When former pro basketball player Ray Johnston asked his doctor about his odds of living to see his 33rd birthday, he said the answer was "not good." Johnston was 31 at the time.
Instead of caving in to his prognosis, Johnston, an aspiring musician, took his group -- the Ray Johnston Band -- on tour.
"I'm a realist, but above all, I'm an optimist," he told ABCNews.com.
But Johnston didn't always feel optimistic. His initial diagnosis of acute promyelocyctic leukemia, a rare but curable form of cancer, in August 2004, cut short his basketball career with the Dallas Mavericks.
"There were so many times where I was mad. I asked why. I was 24 years old, perfectly healthy," said Johnston. "I did everything you were supposed to do to keep your body in tip-top shape."
But every time his cancer therapies brought him to remission, Johnston's cancer returned. Johnston was diagnosed with leukemia five times within seven years.
In 2009, when Johnston experienced his most aggressive recurrence, he'd exhausted all other therapies his doctors thought would work for him.
"He'd been through a lot of therapies, and it's clear we had a tough time keeping things together," said Dr. Robert Collins, director of the bone marrow transplantation and hematologic malignancies program at the University of Texas Southwestern Medical Center.
As a last-ditch effort to save Johnston's life, Collins petitioned for compassionate use of tamibarotene, a retinoid that causes cancer cells to mature and die quicker. Tamibarotene, a pill approved only in Japan for cancer treatment, is available only in clinical trials in the U.S., for which Johnston didn't qualify.
Within a few months, Johnston said the pain in his shoulder -- where his tumors were found -- subsided. And a PET scan confirmed both his and Collins' hopes.
"I was pleasantly amazed by his response," said Collins. "He probably had about 25 tumors or so, and within a few weeks we could see it shrinking. The disease was resolving completely."
While tamibarotene seemed to have worked for Johnston, Collins said research under way for the drug would determine who else would benefit. Studies found that tamibarotene is 10 times stronger in treating acute promyelocyctic leukemia than other types of retinoids used to treat the disease. But the drug's level of safety and its long-term success remain unclear.
"You can imagine that if it was helpful in this case, it could be helpful for others," said Collins.
Collins said he had no financial or research ties to the drug or its U.S. manufacturer, CytRx.
"It makes us hopeful it will be approved by the FDA," he said.

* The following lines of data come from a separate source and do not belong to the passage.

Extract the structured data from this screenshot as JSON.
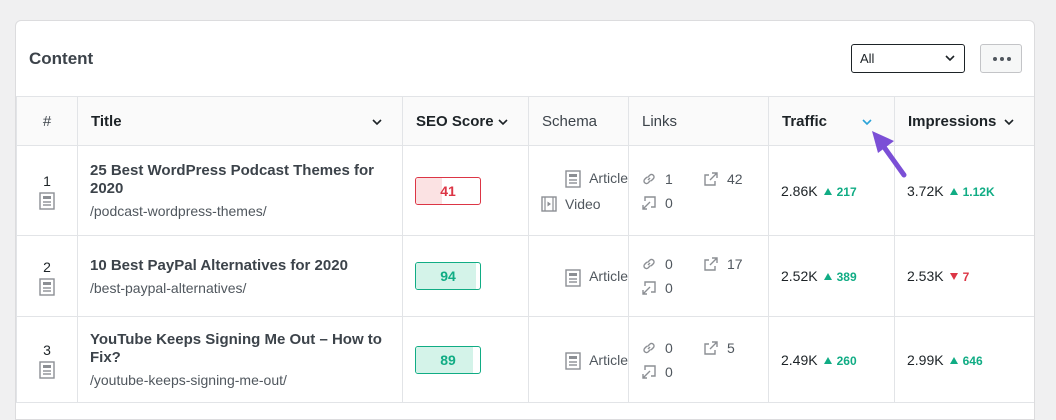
{
  "panel": {
    "title": "Content"
  },
  "filter": {
    "value": "All"
  },
  "columns": {
    "num": "#",
    "title": "Title",
    "seo": "SEO Score",
    "schema": "Schema",
    "links": "Links",
    "traffic": "Traffic",
    "impressions": "Impressions"
  },
  "rows": [
    {
      "num": "1",
      "title": "25 Best WordPress Podcast Themes for 2020",
      "slug": "/podcast-wordpress-themes/",
      "seo_score": "41",
      "seo_status": "bad",
      "seo_fill_fraction": 0.41,
      "schemas": [
        {
          "icon": "article-icon",
          "label": "Article"
        },
        {
          "icon": "video-icon",
          "label": "Video"
        }
      ],
      "links": {
        "internal": "1",
        "external": "42",
        "incoming": "0"
      },
      "traffic": {
        "value": "2.86K",
        "delta": "217",
        "direction": "up"
      },
      "impressions": {
        "value": "3.72K",
        "delta": "1.12K",
        "direction": "up"
      }
    },
    {
      "num": "2",
      "title": "10 Best PayPal Alternatives for 2020",
      "slug": "/best-paypal-alternatives/",
      "seo_score": "94",
      "seo_status": "good",
      "seo_fill_fraction": 0.94,
      "schemas": [
        {
          "icon": "article-icon",
          "label": "Article"
        }
      ],
      "links": {
        "internal": "0",
        "external": "17",
        "incoming": "0"
      },
      "traffic": {
        "value": "2.52K",
        "delta": "389",
        "direction": "up"
      },
      "impressions": {
        "value": "2.53K",
        "delta": "7",
        "direction": "down"
      }
    },
    {
      "num": "3",
      "title": "YouTube Keeps Signing Me Out – How to Fix?",
      "slug": "/youtube-keeps-signing-me-out/",
      "seo_score": "89",
      "seo_status": "good",
      "seo_fill_fraction": 0.89,
      "schemas": [
        {
          "icon": "article-icon",
          "label": "Article"
        }
      ],
      "links": {
        "internal": "0",
        "external": "5",
        "incoming": "0"
      },
      "traffic": {
        "value": "2.49K",
        "delta": "260",
        "direction": "up"
      },
      "impressions": {
        "value": "2.99K",
        "delta": "646",
        "direction": "up"
      }
    }
  ],
  "colors": {
    "good": "#10ac84",
    "bad": "#dc3545",
    "sort_active": "#2aa3d8",
    "pointer": "#7b4fd6"
  }
}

Nearly a year after starting his tamibarotene regimen, Johnston is still in remission.
"It bought me 16 months that I never thought I would have," said Johnston.
Johnston said he's happy he decided to take the Ray Johnston Band on the road. While he didn't realize it at the time, that became one of many goals he listed for himself.
By 2013, Johnston wants the Ray Johnston Band to sell out the House of Blues in Dallas, and by 2016, the Nokia Theater there. By 2021, its on to packing the house at the American Airlines Center -- something he missed out on during his short-lived career with the Mavericks.
But Johnston, who, despite the early prognosis, expects to turn 33 next February, said his more immediate goals are the ones he hasn't shared with too many others.
"Today it's to be smiling and breathing," he said. "And for me, tamibarotene is an ingredient for that."